What the task requires -
Look for the word "label" in the data below, and copy every line that holds it.

Material provided -
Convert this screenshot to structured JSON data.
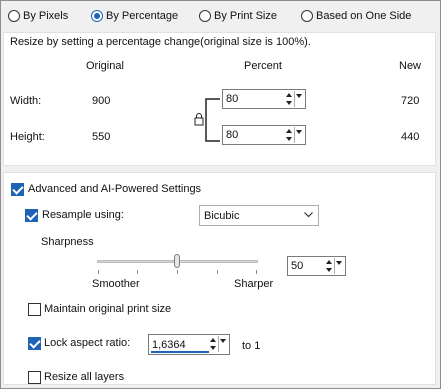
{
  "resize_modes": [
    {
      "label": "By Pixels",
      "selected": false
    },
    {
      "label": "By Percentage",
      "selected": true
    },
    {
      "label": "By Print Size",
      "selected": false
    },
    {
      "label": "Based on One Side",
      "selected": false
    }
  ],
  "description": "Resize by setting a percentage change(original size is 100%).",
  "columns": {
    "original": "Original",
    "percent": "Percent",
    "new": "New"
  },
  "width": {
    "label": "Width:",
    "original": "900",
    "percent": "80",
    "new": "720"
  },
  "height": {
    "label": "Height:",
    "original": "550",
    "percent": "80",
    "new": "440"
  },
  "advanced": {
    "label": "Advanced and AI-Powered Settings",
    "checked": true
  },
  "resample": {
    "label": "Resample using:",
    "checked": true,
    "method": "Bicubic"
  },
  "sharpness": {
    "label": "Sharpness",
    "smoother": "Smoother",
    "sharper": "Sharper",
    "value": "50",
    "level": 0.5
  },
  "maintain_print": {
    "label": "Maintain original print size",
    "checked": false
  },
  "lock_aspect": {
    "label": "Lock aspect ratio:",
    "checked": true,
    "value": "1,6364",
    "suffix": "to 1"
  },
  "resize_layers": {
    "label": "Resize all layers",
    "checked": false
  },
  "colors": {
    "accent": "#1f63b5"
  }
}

Problem solution -
      "label": "By Pixels",
      "label": "By Percentage",
      "label": "By Print Size",
      "label": "Based on One Side",
    "label": "Width:",
    "label": "Height:",
    "label": "Advanced and AI-Powered Settings",
    "label": "Resample using:",
    "label": "Sharpness",
    "label": "Maintain original print size",
    "label": "Lock aspect ratio:",
    "label": "Resize all layers",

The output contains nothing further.